But for a moment, look at it from a mercenary venture capitalist’s perspective. WeWork is everywhere, which happened under Neumann’s watch — and although Neumann is not the one doing it, it’s finally approaching profitability.
And then there’s housing, which is in need of major reform. I’m not going to shed any tears at the loss of today’s batch of rental agencies and real estate management firms, which have helped hike rents up to astronomical levels, and have often lobbied for preferential legislation that hurts ordinary renters. At the same time, investment properties leave many homes completely vacant in the middle of a housing crisis that is leaving millions experiencing housing insecurity.
The trouble is, Flow is highly unlikely to help with any of that. Marc Andreessen’s announcement hints at as much:
Many people are voting with their feet and moving away from traditional economic hub cities to different cities, towns, or rural areas, with no diminishment of economic opportunity. […] The residential real estate world needs to address these changing dynamics. And yet virtually no aspect of the modern housing market is ready for these changes.

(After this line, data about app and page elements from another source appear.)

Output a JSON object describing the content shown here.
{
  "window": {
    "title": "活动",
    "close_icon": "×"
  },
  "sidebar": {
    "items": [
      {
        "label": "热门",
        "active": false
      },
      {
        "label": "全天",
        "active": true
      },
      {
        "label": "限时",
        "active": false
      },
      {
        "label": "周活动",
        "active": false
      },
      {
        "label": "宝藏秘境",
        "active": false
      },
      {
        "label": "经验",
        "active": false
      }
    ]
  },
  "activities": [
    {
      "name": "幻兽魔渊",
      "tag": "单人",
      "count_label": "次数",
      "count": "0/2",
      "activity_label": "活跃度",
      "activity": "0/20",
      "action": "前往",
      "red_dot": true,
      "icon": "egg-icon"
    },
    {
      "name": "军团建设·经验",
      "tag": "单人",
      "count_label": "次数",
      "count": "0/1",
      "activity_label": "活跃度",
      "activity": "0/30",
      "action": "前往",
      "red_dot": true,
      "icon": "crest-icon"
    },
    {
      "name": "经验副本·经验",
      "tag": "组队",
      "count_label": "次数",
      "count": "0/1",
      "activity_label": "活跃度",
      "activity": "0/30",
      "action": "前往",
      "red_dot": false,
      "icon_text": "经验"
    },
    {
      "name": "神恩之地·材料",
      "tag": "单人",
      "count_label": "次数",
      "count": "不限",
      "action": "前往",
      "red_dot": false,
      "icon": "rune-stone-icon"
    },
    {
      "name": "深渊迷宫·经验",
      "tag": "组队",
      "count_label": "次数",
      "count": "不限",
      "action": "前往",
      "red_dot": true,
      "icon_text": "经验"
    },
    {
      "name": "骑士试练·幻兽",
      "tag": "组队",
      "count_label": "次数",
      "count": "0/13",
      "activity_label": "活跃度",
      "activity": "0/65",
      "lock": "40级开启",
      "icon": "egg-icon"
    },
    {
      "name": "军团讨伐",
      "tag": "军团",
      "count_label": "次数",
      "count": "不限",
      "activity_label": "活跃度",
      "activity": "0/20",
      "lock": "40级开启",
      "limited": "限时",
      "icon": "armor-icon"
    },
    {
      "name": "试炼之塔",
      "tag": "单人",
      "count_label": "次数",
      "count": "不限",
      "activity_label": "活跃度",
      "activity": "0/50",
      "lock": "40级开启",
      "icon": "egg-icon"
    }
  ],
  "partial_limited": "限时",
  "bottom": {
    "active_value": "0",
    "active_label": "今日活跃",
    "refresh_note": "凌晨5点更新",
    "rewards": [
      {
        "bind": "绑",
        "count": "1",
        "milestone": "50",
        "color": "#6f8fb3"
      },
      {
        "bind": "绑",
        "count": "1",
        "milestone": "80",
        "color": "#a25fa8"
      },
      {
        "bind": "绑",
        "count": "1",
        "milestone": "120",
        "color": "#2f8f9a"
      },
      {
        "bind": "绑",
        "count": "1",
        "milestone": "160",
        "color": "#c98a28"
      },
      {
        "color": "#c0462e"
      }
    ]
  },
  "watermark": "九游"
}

Based on these words, Flow is gentrification as a service: a way for the technorati to rent cushy spaces in lower-cost parts of the country and build community with each other without having to engage with the people who are already there. It’s not a stretch to see what the racial and socioeconomic dynamics might be here, and the effect it might have on local economies…